Required work:
Copy out all of the data below exactly, so that no word differs from the original.

Items from an interface collection:
Start of Block

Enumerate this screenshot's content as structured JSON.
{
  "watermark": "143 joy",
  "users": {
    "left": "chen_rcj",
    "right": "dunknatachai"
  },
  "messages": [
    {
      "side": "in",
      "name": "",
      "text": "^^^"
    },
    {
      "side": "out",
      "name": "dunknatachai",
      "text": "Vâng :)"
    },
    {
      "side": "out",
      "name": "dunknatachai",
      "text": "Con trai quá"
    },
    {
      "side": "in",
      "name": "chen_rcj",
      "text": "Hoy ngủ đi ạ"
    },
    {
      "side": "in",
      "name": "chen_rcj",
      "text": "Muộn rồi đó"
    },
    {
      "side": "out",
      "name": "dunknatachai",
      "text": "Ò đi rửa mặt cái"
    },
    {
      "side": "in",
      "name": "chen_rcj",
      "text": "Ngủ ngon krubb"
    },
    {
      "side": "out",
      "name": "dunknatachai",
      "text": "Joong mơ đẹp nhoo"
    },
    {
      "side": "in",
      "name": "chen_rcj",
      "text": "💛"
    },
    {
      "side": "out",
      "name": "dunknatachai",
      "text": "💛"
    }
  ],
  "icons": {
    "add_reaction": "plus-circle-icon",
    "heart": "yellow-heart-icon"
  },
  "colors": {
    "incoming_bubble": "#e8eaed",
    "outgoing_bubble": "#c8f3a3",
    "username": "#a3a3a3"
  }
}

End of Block

Result below:
Enumerate this screenshot's content as structured JSON.
{
  "watermark": "143 joy",
  "users": {
    "left": "chen_rcj",
    "right": "dunknatachai"
  },
  "messages": [
    {
      "side": "in",
      "name": "",
      "text": "^^^"
    },
    {
      "side": "out",
      "name": "dunknatachai",
      "text": "Vâng :)"
    },
    {
      "side": "out",
      "name": "dunknatachai",
      "text": "Con trai quá"
    },
    {
      "side": "in",
      "name": "chen_rcj",
      "text": "Hoy ngủ đi ạ"
    },
    {
      "side": "in",
      "name": "chen_rcj",
      "text": "Muộn rồi đó"
    },
    {
      "side": "out",
      "name": "dunknatachai",
      "text": "Ò đi rửa mặt cái"
    },
    {
      "side": "in",
      "name": "chen_rcj",
      "text": "Ngủ ngon krubb"
    },
    {
      "side": "out",
      "name": "dunknatachai",
      "text": "Joong mơ đẹp nhoo"
    },
    {
      "side": "in",
      "name": "chen_rcj",
      "text": "💛"
    },
    {
      "side": "out",
      "name": "dunknatachai",
      "text": "💛"
    }
  ],
  "icons": {
    "add_reaction": "plus-circle-icon",
    "heart": "yellow-heart-icon"
  },
  "colors": {
    "incoming_bubble": "#e8eaed",
    "outgoing_bubble": "#c8f3a3",
    "username": "#a3a3a3"
  }
}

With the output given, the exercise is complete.